Blogging from the American Psychological Association annual convention, Lisa Bowen reports on a panel session entitled, “Mental Illness and Violence: Toward Research-Informed Policies and Practice.” Forensic psychiatrist Eric Elbogan discussed one particular study, reports Bowen: “He noted findings of a national longitudinal survey of 34,653 people that looked at 16 risk factors for violence and found that the top five were age, sex, substance abuse, education and steady employment. Severe mental illness in the last 12 months was No. 14, while severe mental illness more than 12 months previously was No. 16.”
“We have to think beyond a psychiatric diagnosis and address protective factors, such as work, education, finances, self-determination, living stability, spirituality, family and social support,” Elbogan said at the session. Another study of 1,399 veterans found that those who did not have these “protective factors,” reports Bowen, were 50 percent more likely to commit severe violence. “Instead of looking at PTSD or other mental illness as a cause for violent behavior, let’s look at if they are sleeping, if they are homeless, or if they are in physical pain,” said Elbogan.
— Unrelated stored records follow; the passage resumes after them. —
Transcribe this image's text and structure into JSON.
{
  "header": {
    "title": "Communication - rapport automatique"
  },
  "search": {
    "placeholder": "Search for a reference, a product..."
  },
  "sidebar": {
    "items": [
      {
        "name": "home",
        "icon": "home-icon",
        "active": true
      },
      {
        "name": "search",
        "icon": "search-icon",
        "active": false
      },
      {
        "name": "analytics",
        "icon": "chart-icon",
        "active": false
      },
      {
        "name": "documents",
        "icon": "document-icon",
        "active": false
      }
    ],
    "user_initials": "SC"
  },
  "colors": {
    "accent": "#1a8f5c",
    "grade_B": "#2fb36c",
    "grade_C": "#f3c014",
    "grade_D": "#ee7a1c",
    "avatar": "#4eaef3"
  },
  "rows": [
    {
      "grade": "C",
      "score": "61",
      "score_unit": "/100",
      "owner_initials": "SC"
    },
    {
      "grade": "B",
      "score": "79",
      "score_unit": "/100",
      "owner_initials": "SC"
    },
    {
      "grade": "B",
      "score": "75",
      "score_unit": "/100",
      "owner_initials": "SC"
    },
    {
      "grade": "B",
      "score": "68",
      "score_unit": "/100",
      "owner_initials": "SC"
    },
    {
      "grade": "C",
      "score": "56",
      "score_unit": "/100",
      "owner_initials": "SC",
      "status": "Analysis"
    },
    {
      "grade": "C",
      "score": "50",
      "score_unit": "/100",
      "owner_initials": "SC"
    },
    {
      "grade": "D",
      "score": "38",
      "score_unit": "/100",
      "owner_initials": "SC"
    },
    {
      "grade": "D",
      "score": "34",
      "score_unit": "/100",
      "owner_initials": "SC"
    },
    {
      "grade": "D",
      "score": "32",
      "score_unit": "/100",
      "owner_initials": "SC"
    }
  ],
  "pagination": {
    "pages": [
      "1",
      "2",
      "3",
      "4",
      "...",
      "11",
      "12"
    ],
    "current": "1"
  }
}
Violence and Mental Illness? Other Risks Play Much Stronger Role (Lisa Bowen, American Psychological Association Annual Convention Blog, August 9, 2014)